    The horizon does not exist without a person to see it. It is a function of where you are standing, how elevated you are, the curvature of the Earth, weather conditions, geological and arboreal structures, etc. Assessment is a function of relationships, between people, objects, ideas, policy, feelings, families, professional judgement, chance, improvisation, etc. If your “assessment system” doesn’t account for this fundamental web of relationships then your view of Assessment is incomplete, and your attempts to improve, change, or replace it will be inadequate. It will be like replacing a sphere with a bunch of circles.

Again, why am I telling you this?
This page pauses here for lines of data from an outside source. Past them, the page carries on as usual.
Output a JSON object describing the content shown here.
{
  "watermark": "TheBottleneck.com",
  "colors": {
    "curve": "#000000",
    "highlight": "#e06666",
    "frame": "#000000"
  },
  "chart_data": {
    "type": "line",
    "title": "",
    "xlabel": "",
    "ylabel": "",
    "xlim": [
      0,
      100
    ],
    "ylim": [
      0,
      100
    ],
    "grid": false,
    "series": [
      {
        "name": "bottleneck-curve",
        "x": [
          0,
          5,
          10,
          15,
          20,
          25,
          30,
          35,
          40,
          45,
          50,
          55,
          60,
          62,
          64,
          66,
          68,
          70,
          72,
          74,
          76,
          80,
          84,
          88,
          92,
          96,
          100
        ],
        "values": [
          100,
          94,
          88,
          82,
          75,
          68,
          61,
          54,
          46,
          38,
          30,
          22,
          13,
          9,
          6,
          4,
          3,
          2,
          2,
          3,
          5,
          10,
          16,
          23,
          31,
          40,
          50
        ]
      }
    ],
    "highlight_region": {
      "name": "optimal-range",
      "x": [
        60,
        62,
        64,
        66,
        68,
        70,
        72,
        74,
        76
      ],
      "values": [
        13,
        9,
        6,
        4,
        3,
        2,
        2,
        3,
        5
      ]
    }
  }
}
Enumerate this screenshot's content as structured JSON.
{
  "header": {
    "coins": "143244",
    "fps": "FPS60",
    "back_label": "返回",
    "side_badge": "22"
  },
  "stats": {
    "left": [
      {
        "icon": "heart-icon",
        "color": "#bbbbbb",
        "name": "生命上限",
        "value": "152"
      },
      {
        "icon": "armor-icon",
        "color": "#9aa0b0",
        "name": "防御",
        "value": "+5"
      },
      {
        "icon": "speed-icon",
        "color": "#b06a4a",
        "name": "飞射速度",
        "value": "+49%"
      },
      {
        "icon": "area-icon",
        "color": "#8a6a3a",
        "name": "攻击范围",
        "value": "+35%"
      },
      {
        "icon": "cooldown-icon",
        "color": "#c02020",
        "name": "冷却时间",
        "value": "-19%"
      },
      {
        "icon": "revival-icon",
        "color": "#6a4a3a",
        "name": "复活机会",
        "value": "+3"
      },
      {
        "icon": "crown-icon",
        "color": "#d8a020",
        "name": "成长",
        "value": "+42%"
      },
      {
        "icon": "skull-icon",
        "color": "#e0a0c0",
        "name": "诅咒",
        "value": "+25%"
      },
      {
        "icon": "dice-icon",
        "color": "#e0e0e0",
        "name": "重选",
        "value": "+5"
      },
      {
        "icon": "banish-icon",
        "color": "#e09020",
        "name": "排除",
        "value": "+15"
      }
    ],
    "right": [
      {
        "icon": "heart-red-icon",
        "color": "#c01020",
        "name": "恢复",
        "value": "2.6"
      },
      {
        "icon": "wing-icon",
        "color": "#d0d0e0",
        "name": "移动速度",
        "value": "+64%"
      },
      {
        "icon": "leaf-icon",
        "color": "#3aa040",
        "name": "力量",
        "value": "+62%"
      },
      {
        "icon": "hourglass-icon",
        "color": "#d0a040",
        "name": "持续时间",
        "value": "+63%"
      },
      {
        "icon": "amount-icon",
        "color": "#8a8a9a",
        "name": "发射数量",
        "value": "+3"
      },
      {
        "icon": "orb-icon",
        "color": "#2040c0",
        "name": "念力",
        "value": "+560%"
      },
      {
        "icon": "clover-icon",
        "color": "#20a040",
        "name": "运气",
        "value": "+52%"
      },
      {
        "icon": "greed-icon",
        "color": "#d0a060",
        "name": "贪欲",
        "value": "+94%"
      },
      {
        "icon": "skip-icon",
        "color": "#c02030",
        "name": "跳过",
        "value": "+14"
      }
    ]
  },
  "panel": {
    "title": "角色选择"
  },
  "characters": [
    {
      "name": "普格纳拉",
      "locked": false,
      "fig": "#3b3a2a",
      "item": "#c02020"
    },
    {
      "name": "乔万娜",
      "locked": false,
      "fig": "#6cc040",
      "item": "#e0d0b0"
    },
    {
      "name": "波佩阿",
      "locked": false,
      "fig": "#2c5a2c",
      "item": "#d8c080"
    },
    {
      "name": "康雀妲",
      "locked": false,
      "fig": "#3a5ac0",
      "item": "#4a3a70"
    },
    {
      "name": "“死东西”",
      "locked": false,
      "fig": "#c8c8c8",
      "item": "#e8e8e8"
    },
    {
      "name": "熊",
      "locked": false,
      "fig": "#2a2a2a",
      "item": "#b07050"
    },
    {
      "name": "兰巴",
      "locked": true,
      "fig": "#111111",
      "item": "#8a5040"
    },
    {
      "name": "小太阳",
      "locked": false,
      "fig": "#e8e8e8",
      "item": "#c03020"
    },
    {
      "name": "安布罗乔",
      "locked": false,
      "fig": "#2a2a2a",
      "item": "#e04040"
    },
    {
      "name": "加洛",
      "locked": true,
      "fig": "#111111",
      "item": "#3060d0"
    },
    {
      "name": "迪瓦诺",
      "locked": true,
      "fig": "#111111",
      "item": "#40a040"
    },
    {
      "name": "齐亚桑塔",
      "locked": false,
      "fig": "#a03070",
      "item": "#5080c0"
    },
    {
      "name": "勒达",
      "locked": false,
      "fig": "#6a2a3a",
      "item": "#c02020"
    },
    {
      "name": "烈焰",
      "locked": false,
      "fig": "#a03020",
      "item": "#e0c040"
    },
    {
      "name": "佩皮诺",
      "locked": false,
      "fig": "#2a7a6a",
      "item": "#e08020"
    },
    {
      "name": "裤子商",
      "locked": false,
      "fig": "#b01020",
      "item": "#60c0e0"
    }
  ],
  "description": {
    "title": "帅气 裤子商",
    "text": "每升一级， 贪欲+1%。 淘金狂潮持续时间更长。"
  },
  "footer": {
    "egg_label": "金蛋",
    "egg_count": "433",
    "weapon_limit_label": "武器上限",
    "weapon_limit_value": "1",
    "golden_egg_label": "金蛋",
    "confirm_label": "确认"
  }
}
My goal for this essay is not to have you walk away thinking, “Yes! That’s it! Hyperobjects!” Rather, it’s to provoke an inquiry into the way we’ve been approaching this work. Our campaign to #RethinkAssessment has facilitated more through-roads than any other educational movement I’ve been a part of, but now what I’m feeling is not through-roads, but cul de sacs. It could be the movement—where we are at the moment. It could be the pandemic, which has certainly challenged our momentum. Also, it could be me (seriously, not a rhetorical self-deprecation move).

Is there a way to move more widely, acutely, and laterally (as in lateral thinking) in ways that upset the usual pattern of change dancing with the status quo? Is there a way to go more deeply into the radical ideas we’ve already plumbed?

The concept of mutuality—raised in our work on ecosystems and reinforced in the reading on hyperobjects—is profoundly powerful if we are willing to follow its implications all the way down. We haven’t been. More important, though, are the things we haven’t thought about and the ways we haven’t thought about them, yet. The Assessment for Learning Project, for example, began, basically, as a miraculous R&D project that quickly realized it had to unmoor itself from traditional accountability and psychometry. This led to ground breaking work. But we’ve reached a frontier, I feel, which requires a new measure of courage and a new method of travel. To dig deeper than ever before you need new tools. We’ve got ECOSYSTEM. We’ve got STORY. What else? What other tools will we need, and why is it so hard to find them? What is it that we’re still moored to?

1. FYI, much more happens in Flatland, which is delightful, and also, a romance and scathing political commentary.

Gary Chapin headshot

Gary Chapin (he, him, his)

Consultant and Writer, Educating for Good

Gary Chapin is the co-author of 126 Falsehoods We Believe About Education. He works with Educating for Good, based in New England. For the past ten years he has supported practices, policy, culture, and strategic efforts to create systems of assessment that are truly equitable. He supports teachers and educators at every level of practice to implement ethical, equitable, and justice-based systems.